On paper, the last Budget of the LDF tenure looks like a miracle.
The state's revenue has dropped to a historic low and government expenditure is projected to shoot up in the coming fiscal. Being an election year, finance minister Thomas Isaac has announced virtually no new resource mobilisation measures either.
Yet, in what can be considered magic of fiscal containment, revenue and fiscal deficits have dipped appreciably.
But a close reading of the Budget documents would reveal that, like any good magic, Isaac's Budget feat was just make-believe, a mere illusion.
Isaac's magic number
It is usual for a magician to draw the attention of the viewers elsewhere when he wants to fool them. Likewise, by captivating his audience with grand plans for employment generation and poverty eradication, Isaac shrewdly buried improbable revenue estimates inside maddeningly obscure budget documents that the layman normally keeps away from. Higher revenue receipts lower deficits.
It is these crazily unbelievable figures that have given Kerala economy the unlikely impression of being stable and Isaac the image of a fiscally prudent leader.
This is a trick that finance ministers usually resort to. But Isaac seems to have taken things to the extreme.
In his last year's (2020-21) budget speech, made eight days after the first Sars-CoV-2 case in the country was detected in Kerala on January 30, Isaac had estimated a tax collection of Rs 67,420.01 crore. This meant a 21 per cent growth in tax collection over 2019-20 fiscal, wildly optimistic considering that tax growth had never gone above 10 per cent during the last seven fiscals.
Even in the best of fiscals, when the state's growth shot above the national average, the state tax collection growth had never topped 10 per cent.
As it turned out, the tax revenue fell to Rs 45,272.15 crore, falling short by Rs 22,147.86 crore of the budget estimate. This was a drop of nearly 35 per cent from the budget estimate but, shockingly, was 11 per cent lower than even the tax collection of the previous fiscal (2019-20).
This was the first time Kerala recorded a negative growth rate in tax collection in the last half-century.
Clearly, COVID-19 has to take most of the blame. The government also cannot be faulted, in fact, it should be highly commended, for stepping up welfare measures during the pandemic.
Revenue deficit, expectedly, rose from 1.70 per cent to a decade-high of 2.94 per cent, and fiscal deficit shot up from 2.79 per cent to 4.25 per cent, which again is a decade-high figure.
But this year's budget makes it seem as if COVID-19 was a minor disturbance with no long term repercussions. All of a sudden, revenue and fiscal deficits have fallen to old normal levels.
Calculations on a flying carpet
Isaac has wowed his audience but here is how he pulled off the feat. Using some extraterrestrial logic, Isaac has estimated that there will be a 61.5 per cent increase in tax collection during 2021-22 fiscal. Tax revenue, Isaac's budget figures show, will swell from Rs 45, 272.15 crores this fiscal to Rs 73,120.63 crore in 2012-22.

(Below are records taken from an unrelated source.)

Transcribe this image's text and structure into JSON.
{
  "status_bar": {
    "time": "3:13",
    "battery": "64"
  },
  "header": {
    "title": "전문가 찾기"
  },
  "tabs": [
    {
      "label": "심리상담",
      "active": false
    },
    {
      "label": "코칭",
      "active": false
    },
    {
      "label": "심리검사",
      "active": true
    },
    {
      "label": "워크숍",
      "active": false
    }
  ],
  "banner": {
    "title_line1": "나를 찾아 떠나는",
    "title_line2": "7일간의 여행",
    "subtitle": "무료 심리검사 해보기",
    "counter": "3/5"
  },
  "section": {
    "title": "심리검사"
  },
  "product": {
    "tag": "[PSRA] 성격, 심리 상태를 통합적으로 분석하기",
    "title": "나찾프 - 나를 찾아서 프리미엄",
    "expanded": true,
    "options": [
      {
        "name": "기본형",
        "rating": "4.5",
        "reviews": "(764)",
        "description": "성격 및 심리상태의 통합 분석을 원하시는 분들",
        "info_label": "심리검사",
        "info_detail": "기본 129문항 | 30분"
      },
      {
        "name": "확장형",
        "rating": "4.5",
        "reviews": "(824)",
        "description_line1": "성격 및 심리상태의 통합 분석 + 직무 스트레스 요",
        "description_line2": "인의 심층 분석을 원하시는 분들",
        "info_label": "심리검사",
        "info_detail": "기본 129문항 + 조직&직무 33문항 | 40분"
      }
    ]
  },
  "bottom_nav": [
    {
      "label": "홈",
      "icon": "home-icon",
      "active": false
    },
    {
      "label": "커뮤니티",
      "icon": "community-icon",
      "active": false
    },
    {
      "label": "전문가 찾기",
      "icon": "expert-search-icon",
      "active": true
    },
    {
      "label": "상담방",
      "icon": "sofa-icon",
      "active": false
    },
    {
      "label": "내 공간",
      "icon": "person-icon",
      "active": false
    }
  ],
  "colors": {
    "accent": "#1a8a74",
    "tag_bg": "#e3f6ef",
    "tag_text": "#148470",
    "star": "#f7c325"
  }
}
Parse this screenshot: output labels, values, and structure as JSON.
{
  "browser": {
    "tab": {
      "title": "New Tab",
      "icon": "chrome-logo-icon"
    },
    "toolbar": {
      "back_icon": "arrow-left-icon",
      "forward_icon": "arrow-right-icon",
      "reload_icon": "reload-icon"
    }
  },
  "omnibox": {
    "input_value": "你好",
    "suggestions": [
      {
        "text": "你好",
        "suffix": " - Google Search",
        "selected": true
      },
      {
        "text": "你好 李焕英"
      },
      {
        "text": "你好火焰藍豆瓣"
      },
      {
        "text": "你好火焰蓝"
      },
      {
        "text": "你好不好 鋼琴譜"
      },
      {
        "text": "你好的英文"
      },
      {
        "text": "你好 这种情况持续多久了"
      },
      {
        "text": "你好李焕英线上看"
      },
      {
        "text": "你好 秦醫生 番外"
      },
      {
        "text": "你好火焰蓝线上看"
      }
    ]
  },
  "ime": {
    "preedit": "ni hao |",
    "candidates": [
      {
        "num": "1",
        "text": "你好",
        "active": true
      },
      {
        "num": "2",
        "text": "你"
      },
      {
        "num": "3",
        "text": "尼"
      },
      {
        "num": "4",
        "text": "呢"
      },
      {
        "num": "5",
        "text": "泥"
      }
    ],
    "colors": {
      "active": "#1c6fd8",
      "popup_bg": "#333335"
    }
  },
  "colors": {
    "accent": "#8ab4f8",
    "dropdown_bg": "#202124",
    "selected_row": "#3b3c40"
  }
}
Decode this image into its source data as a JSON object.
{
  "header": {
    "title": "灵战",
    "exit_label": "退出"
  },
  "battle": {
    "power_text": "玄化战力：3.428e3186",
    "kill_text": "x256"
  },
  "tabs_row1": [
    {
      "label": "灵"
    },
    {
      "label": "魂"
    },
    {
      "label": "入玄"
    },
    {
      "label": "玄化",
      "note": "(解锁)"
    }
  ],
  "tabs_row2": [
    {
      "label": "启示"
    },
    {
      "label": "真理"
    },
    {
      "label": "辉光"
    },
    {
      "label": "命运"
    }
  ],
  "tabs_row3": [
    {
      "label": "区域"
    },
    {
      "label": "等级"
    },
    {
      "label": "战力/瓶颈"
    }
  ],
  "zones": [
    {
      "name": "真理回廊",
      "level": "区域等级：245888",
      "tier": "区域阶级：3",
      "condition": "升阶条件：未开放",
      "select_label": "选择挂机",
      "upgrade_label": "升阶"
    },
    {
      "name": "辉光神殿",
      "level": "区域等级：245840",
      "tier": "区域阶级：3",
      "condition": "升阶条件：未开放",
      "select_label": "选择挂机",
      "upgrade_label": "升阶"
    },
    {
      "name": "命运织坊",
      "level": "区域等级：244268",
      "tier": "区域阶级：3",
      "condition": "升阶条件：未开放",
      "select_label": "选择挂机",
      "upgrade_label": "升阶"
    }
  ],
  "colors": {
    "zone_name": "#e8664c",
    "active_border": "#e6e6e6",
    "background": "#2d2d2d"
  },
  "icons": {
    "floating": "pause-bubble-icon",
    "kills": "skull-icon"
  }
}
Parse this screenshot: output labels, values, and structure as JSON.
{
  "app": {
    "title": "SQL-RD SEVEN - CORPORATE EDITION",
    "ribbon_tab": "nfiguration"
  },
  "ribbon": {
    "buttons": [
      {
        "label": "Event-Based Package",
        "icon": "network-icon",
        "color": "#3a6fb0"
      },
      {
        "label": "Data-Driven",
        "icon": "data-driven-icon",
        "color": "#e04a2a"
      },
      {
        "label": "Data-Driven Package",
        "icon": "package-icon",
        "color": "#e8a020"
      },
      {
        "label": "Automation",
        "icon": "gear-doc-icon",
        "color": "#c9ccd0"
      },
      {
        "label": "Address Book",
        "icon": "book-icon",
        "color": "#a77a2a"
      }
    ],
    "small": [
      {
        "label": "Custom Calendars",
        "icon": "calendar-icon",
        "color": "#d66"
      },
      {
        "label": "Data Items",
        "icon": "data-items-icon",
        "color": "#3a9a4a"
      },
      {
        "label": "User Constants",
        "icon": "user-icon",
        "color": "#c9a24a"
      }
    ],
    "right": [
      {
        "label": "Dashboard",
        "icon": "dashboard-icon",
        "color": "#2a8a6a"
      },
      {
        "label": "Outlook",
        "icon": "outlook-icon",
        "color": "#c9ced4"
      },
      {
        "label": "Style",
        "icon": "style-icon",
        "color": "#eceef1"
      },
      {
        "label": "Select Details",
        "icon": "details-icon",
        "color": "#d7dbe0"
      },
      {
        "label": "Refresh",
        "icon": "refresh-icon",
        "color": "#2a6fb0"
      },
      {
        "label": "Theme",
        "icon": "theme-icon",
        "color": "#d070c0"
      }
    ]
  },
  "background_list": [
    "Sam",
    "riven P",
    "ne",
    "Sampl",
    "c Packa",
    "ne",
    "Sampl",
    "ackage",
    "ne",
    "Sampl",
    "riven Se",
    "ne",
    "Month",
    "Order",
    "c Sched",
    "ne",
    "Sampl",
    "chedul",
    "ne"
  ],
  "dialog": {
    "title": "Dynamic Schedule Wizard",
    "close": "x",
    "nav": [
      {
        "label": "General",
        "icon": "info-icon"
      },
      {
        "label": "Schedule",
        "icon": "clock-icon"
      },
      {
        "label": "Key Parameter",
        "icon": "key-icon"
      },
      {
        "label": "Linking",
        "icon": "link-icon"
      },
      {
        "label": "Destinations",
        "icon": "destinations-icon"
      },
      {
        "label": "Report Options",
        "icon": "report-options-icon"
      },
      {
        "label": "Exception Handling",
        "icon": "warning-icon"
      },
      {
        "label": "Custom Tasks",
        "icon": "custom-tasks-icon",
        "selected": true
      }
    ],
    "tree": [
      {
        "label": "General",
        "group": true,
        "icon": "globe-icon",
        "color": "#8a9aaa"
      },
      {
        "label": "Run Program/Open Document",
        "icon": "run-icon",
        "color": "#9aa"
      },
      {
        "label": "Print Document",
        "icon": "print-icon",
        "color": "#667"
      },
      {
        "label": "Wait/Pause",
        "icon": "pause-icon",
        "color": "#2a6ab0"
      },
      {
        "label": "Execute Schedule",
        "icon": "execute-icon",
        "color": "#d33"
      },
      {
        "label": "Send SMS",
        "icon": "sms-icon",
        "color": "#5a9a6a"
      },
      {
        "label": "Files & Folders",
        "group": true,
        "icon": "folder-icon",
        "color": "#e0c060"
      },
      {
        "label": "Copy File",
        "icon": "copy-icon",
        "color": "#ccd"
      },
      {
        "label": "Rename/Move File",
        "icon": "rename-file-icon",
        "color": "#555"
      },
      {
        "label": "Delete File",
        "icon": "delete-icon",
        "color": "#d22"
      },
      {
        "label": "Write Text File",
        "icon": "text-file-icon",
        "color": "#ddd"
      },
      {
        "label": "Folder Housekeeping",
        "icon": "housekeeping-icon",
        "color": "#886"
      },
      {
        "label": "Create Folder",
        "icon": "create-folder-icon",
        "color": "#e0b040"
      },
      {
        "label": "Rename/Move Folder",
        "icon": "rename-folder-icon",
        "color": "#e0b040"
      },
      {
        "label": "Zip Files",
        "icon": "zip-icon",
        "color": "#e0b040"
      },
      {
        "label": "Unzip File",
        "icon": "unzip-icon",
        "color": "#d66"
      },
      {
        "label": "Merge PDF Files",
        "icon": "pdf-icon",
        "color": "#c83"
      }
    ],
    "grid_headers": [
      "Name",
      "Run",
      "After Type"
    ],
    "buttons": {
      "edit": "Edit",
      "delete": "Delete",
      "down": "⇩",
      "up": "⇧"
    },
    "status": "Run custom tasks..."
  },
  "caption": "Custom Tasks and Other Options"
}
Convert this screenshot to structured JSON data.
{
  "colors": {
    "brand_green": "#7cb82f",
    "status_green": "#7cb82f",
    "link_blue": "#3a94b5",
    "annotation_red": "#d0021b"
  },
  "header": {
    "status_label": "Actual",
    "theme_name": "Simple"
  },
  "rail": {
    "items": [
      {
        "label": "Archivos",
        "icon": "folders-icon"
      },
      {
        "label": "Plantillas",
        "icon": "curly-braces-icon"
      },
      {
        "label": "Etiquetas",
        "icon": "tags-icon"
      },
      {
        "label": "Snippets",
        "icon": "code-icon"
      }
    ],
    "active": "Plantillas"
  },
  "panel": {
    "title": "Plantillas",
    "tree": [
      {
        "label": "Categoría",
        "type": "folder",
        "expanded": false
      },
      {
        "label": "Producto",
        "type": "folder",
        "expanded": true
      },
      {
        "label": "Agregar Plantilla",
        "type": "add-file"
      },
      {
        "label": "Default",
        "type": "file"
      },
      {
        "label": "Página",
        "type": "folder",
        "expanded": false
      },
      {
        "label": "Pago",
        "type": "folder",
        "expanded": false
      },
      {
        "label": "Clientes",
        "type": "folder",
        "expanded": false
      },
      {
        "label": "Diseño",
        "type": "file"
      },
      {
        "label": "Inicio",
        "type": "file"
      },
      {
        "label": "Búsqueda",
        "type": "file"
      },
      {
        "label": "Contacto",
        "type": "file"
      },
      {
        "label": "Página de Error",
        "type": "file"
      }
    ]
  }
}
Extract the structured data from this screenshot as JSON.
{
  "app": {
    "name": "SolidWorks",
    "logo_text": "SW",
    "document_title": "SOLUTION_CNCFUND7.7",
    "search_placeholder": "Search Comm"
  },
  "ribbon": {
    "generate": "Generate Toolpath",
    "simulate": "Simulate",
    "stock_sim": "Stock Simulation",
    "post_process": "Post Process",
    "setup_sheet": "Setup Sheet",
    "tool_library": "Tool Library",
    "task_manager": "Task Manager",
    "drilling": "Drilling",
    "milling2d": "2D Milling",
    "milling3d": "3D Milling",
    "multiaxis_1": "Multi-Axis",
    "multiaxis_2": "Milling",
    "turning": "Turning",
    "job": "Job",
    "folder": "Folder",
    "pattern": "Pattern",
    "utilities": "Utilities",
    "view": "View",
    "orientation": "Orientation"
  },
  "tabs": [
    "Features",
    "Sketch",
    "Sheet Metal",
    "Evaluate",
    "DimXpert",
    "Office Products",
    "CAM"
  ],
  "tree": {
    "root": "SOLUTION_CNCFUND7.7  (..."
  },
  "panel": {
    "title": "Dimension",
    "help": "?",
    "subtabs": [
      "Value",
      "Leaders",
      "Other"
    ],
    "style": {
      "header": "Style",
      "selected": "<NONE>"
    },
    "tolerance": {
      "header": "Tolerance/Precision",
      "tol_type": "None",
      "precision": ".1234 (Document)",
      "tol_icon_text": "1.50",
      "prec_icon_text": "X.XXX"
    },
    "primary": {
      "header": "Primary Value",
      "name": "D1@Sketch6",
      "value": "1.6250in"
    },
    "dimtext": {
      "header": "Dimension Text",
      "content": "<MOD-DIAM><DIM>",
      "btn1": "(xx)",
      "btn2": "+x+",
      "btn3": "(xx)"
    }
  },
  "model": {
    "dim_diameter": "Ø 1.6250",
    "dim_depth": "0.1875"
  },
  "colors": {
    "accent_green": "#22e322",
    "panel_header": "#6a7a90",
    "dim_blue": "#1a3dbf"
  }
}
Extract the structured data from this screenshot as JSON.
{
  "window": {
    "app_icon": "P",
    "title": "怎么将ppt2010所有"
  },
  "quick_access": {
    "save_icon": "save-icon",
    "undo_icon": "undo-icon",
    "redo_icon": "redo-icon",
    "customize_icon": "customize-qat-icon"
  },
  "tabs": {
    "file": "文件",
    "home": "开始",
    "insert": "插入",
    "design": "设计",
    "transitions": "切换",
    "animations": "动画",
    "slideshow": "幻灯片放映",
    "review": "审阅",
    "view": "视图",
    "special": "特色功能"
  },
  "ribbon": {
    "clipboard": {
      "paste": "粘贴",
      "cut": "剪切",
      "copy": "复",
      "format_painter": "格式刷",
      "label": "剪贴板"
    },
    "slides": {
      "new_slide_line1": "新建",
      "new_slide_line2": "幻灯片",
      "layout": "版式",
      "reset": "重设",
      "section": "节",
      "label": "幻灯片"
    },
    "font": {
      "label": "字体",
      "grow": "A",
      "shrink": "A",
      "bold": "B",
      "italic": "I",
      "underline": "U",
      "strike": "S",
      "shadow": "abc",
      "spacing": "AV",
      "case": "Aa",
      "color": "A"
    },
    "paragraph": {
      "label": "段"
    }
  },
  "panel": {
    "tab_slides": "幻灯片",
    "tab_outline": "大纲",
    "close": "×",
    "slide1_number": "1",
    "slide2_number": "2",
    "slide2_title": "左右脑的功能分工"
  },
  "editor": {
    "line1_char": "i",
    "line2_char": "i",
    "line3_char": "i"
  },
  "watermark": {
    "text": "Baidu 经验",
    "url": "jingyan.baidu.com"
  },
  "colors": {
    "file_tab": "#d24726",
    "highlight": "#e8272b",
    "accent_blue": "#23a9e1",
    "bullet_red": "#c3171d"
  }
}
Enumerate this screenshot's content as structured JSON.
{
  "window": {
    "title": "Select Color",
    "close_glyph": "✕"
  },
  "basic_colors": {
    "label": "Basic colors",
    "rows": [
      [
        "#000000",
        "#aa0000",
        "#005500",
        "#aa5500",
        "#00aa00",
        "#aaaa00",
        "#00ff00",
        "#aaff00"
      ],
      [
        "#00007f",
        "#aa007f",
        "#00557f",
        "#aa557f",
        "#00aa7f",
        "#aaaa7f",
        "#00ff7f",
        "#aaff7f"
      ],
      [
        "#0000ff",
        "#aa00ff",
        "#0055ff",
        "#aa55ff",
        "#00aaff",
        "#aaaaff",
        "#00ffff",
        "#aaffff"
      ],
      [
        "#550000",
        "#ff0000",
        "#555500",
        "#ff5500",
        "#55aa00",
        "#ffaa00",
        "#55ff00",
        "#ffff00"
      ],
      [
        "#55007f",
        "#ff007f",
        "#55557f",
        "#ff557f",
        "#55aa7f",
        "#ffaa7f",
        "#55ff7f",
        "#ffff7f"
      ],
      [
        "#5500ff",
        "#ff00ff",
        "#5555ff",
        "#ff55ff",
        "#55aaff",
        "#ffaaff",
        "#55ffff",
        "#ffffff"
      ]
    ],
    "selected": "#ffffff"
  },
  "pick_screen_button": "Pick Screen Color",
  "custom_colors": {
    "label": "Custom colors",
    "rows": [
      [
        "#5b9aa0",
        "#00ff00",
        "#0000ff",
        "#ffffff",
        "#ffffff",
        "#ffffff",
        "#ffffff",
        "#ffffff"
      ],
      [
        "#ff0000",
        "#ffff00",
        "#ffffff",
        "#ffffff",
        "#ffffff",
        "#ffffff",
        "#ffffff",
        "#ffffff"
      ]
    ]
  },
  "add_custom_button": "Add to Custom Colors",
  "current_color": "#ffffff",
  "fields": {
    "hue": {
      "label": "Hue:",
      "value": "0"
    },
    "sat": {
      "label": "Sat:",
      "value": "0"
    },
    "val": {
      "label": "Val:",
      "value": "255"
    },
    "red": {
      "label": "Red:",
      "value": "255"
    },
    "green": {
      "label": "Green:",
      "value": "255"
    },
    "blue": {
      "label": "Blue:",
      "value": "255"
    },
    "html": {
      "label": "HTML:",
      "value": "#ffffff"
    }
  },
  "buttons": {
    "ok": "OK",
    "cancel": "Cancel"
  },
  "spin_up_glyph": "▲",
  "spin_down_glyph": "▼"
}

Non-tax revenues (mostly lotteries) are also subjected to such steroidal optimism in Budget 2021-22. Annual non-tax revenue growth, which conventionally is either stagnant or appreciates only marginally (less than 5 per cent), is also estimated to increase by 62.7 per cent. From Rs 9121.27 crore this fiscal, it is expected to yeast up to 14,835.79 crores.
Never before has a finance minister propelled his optimism on a flying carpet borrowed from Arabian Nights. When a magician defies earthly laws, it is fun. It is not when a finance minister does so.
Here are the rates of growth in tax revenue in the years (2016 to 2018) when Kerala, according to the latest Economic Review, staged a revival in growth: 8.2 per cent in 2016-17, 10.1 per cent in 2017-18, 9 per cent in 2018-19. 9.9 per cent in 2019-20.
Even during Kerala's best years, during Isaac last tenure under V S Achuthanandan and the early two years of KM Mani under Ommen Chandy, the growth in taxes has never crossed 23 per cent.
Poor man smoking a pipe
On election eve, restraint is not a sensible virtue. A whimsical estimate of tax and non-tax buoyancy was perhaps the only option left to him to pull down both the revenue and fiscal deficits, to 1.93 and 3.5 per cent respectively.
Votes probably were not Isaac's sole concern. Healthy deficit indicators, he knows, are necessary if banks and lending agencies are to continue backing his pet project: Kerala Infrastructure Investment Fund Board (KIIFB).
In short, what Isaac did was the equivalent of showing off as rich a debt-stricken man fitted out in a borrowed double-breasted coat and dangling a discarded smoking pipe in between his undernourished lips.